▶ EXERCISE
Wherever a line holds the word "content", copy that line from the data.

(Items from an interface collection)

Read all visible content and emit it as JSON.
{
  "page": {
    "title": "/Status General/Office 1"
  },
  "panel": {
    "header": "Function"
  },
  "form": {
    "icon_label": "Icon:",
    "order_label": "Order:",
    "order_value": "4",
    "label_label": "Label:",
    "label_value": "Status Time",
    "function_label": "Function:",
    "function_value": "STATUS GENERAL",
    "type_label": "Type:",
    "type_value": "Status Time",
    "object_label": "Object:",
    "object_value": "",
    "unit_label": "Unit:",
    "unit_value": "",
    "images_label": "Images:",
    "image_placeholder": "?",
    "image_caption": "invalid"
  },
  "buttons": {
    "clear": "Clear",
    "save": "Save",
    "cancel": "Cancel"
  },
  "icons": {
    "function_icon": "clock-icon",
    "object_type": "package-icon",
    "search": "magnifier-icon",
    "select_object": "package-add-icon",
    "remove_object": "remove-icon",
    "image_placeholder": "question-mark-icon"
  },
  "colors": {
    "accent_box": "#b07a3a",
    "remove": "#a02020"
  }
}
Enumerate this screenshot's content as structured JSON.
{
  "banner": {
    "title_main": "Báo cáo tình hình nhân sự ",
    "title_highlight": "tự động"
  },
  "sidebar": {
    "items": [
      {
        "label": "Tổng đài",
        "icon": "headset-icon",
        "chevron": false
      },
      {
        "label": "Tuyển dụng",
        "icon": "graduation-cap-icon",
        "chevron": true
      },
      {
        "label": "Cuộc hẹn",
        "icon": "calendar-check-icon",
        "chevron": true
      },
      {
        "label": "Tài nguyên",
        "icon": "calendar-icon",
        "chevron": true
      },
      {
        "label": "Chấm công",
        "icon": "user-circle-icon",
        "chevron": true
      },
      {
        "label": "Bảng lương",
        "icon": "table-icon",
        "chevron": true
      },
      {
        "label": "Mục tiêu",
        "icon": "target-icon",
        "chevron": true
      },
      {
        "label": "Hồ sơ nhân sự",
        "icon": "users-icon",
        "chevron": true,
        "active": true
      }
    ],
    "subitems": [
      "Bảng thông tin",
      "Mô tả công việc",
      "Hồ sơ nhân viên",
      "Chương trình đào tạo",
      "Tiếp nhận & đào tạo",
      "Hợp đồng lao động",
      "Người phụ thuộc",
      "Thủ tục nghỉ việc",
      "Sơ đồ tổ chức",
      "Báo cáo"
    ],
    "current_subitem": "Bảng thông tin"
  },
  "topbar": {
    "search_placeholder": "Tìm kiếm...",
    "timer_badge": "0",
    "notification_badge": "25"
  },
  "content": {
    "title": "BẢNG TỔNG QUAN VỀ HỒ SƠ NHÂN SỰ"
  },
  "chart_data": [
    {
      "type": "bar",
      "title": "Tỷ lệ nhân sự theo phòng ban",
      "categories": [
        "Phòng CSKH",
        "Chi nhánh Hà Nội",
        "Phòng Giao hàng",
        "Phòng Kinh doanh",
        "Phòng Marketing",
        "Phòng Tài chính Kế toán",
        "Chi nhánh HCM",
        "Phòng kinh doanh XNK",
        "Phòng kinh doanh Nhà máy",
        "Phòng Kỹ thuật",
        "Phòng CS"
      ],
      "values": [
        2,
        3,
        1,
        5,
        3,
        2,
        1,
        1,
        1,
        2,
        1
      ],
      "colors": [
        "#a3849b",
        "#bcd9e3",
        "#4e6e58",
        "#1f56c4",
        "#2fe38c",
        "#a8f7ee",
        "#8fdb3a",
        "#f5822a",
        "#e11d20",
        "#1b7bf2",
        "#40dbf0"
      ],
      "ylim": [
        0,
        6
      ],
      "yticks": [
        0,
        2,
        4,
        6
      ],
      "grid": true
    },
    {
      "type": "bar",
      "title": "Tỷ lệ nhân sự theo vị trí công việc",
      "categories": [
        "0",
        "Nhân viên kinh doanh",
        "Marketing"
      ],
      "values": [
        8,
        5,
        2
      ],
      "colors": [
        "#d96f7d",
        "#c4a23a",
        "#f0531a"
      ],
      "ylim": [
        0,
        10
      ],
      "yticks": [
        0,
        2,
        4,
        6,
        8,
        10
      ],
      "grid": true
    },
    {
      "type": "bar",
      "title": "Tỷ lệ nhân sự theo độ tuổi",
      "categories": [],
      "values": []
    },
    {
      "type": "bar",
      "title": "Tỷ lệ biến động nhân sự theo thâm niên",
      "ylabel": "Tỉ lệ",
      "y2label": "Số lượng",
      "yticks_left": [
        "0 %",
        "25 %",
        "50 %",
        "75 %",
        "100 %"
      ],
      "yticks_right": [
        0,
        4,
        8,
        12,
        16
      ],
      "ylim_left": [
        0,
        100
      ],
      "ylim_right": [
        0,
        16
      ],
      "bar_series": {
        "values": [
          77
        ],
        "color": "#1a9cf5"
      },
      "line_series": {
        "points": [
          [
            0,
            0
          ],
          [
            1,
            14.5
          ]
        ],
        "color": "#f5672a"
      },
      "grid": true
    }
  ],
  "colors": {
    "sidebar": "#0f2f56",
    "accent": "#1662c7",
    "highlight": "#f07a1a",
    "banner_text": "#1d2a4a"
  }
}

▶ EXERCISE RESPONSE
Read all visible content and emit it as JSON.
Enumerate this screenshot's content as structured JSON.
  "content": {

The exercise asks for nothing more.